Copy out all the lines in the records that include the word "public".

--------

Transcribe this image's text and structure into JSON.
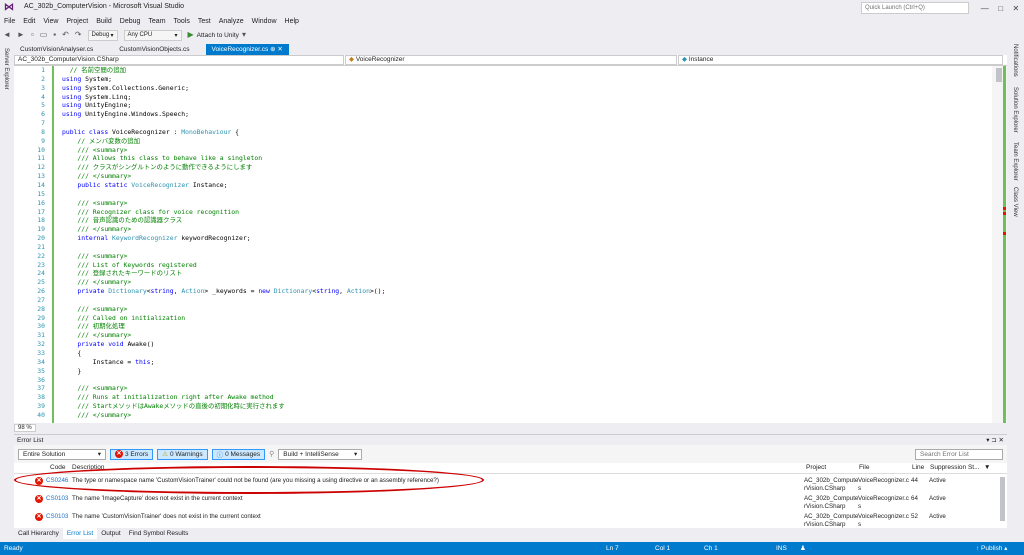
{
  "window": {
    "title": "AC_302b_ComputerVision - Microsoft Visual Studio",
    "quick_launch_placeholder": "Quick Launch (Ctrl+Q)",
    "controls": [
      "—",
      "□",
      "✕"
    ]
  },
  "menu": [
    "File",
    "Edit",
    "View",
    "Project",
    "Build",
    "Debug",
    "Team",
    "Tools",
    "Test",
    "Analyze",
    "Window",
    "Help"
  ],
  "toolbar": {
    "config": "Debug",
    "platform": "Any CPU",
    "attach": "Attach to Unity"
  },
  "left_rail": [
    "Server Explorer"
  ],
  "right_rail": [
    "Notifications",
    "Solution Explorer",
    "Team Explorer",
    "Class View"
  ],
  "doc_tabs": [
    {
      "label": "CustomVisionAnalyser.cs",
      "active": false
    },
    {
      "label": "CustomVisionObjects.cs",
      "active": false
    },
    {
      "label": "VoiceRecognizer.cs",
      "active": true
    }
  ],
  "nav": {
    "project": "AC_302b_ComputerVision.CSharp",
    "type": "VoiceRecognizer",
    "member": "Instance"
  },
  "code_lines": [
    {
      "n": "1",
      "t": "  // 名前空間の追加",
      "c": "cm"
    },
    {
      "n": "2",
      "t": "using System;",
      "c": "using"
    },
    {
      "n": "3",
      "t": "using System.Collections.Generic;",
      "c": "using"
    },
    {
      "n": "4",
      "t": "using System.Linq;",
      "c": "using"
    },
    {
      "n": "5",
      "t": "using UnityEngine;",
      "c": "using"
    },
    {
      "n": "6",
      "t": "using UnityEngine.Windows.Speech;",
      "c": "using"
    },
    {
      "n": "7",
      "t": "",
      "c": "pl"
    },
    {
      "n": "8",
      "t": "public class VoiceRecognizer : MonoBehaviour {",
      "c": "class"
    },
    {
      "n": "9",
      "t": "    // メンバ変数の追加",
      "c": "cm"
    },
    {
      "n": "10",
      "t": "    /// <summary>",
      "c": "cm"
    },
    {
      "n": "11",
      "t": "    /// Allows this class to behave like a singleton",
      "c": "cm"
    },
    {
      "n": "12",
      "t": "    /// クラスがシングルトンのように動作できるようにします",
      "c": "cm"
    },
    {
      "n": "13",
      "t": "    /// </summary>",
      "c": "cm"
    },
    {
      "n": "14",
      "t": "    public static VoiceRecognizer Instance;",
      "c": "decl"
    },
    {
      "n": "15",
      "t": "",
      "c": "pl"
    },
    {
      "n": "16",
      "t": "    /// <summary>",
      "c": "cm"
    },
    {
      "n": "17",
      "t": "    /// Recognizer class for voice recognition",
      "c": "cm"
    },
    {
      "n": "18",
      "t": "    /// 音声認識のための認識器クラス",
      "c": "cm"
    },
    {
      "n": "19",
      "t": "    /// </summary>",
      "c": "cm"
    },
    {
      "n": "20",
      "t": "    internal KeywordRecognizer keywordRecognizer;",
      "c": "decl"
    },
    {
      "n": "21",
      "t": "",
      "c": "pl"
    },
    {
      "n": "22",
      "t": "    /// <summary>",
      "c": "cm"
    },
    {
      "n": "23",
      "t": "    /// List of Keywords registered",
      "c": "cm"
    },
    {
      "n": "24",
      "t": "    /// 登録されたキーワードのリスト",
      "c": "cm"
    },
    {
      "n": "25",
      "t": "    /// </summary>",
      "c": "cm"
    },
    {
      "n": "26",
      "t": "    private Dictionary<string, Action> _keywords = new Dictionary<string, Action>();",
      "c": "decl"
    },
    {
      "n": "27",
      "t": "",
      "c": "pl"
    },
    {
      "n": "28",
      "t": "    /// <summary>",
      "c": "cm"
    },
    {
      "n": "29",
      "t": "    /// Called on initialization",
      "c": "cm"
    },
    {
      "n": "30",
      "t": "    /// 初期化処理",
      "c": "cm"
    },
    {
      "n": "31",
      "t": "    /// </summary>",
      "c": "cm"
    },
    {
      "n": "32",
      "t": "    private void Awake()",
      "c": "decl"
    },
    {
      "n": "33",
      "t": "    {",
      "c": "pl"
    },
    {
      "n": "34",
      "t": "        Instance = this;",
      "c": "stmt"
    },
    {
      "n": "35",
      "t": "    }",
      "c": "pl"
    },
    {
      "n": "36",
      "t": "",
      "c": "pl"
    },
    {
      "n": "37",
      "t": "    /// <summary>",
      "c": "cm"
    },
    {
      "n": "38",
      "t": "    /// Runs at initialization right after Awake method",
      "c": "cm"
    },
    {
      "n": "39",
      "t": "    /// StartメソッドはAwakeメソッドの直後の初期化時に実行されます",
      "c": "cm"
    },
    {
      "n": "40",
      "t": "    /// </summary>",
      "c": "cm"
    }
  ],
  "zoom": "98 %",
  "error_list": {
    "title": "Error List",
    "scope": "Entire Solution",
    "errors_btn": "3 Errors",
    "warnings_btn": "0 Warnings",
    "messages_btn": "0 Messages",
    "build_filter": "Build + IntelliSense",
    "search_placeholder": "Search Error List",
    "columns": [
      "Code",
      "Description",
      "Project",
      "File",
      "Line",
      "Suppression St..."
    ],
    "rows": [
      {
        "code": "CS0246",
        "desc": "The type or namespace name 'CustomVisionTrainer' could not be found (are you missing a using directive or an assembly reference?)",
        "project1": "AC_302b_Compute",
        "project2": "rVision.CSharp",
        "file1": "VoiceRecognizer.c",
        "file2": "s",
        "line": "44",
        "supp": "Active"
      },
      {
        "code": "CS0103",
        "desc": "The name 'ImageCapture' does not exist in the current context",
        "project1": "AC_302b_Compute",
        "project2": "rVision.CSharp",
        "file1": "VoiceRecognizer.c",
        "file2": "s",
        "line": "64",
        "supp": "Active"
      },
      {
        "code": "CS0103",
        "desc": "The name 'CustomVisionTrainer' does not exist in the current context",
        "project1": "AC_302b_Compute",
        "project2": "rVision.CSharp",
        "file1": "VoiceRecognizer.c",
        "file2": "s",
        "line": "52",
        "supp": "Active"
      }
    ]
  },
  "bottom_tabs": [
    {
      "label": "Call Hierarchy",
      "active": false
    },
    {
      "label": "Error List",
      "active": true
    },
    {
      "label": "Output",
      "active": false
    },
    {
      "label": "Find Symbol Results",
      "active": false
    }
  ],
  "status": {
    "ready": "Ready",
    "ln": "Ln 7",
    "col": "Col 1",
    "ch": "Ch 1",
    "ins": "INS",
    "publish": "↑ Publish ▴"
  },
  "colors": {
    "accent": "#007acc",
    "comment": "#008000",
    "keyword": "#0000ff",
    "type": "#2b91af",
    "error": "#e51400",
    "annotation": "#cc0000"
  }
}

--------

• _WRITTEN ANSWER_:
      "t": "public class VoiceRecognizer : MonoBehaviour {",
      "t": "    public static VoiceRecognizer Instance;",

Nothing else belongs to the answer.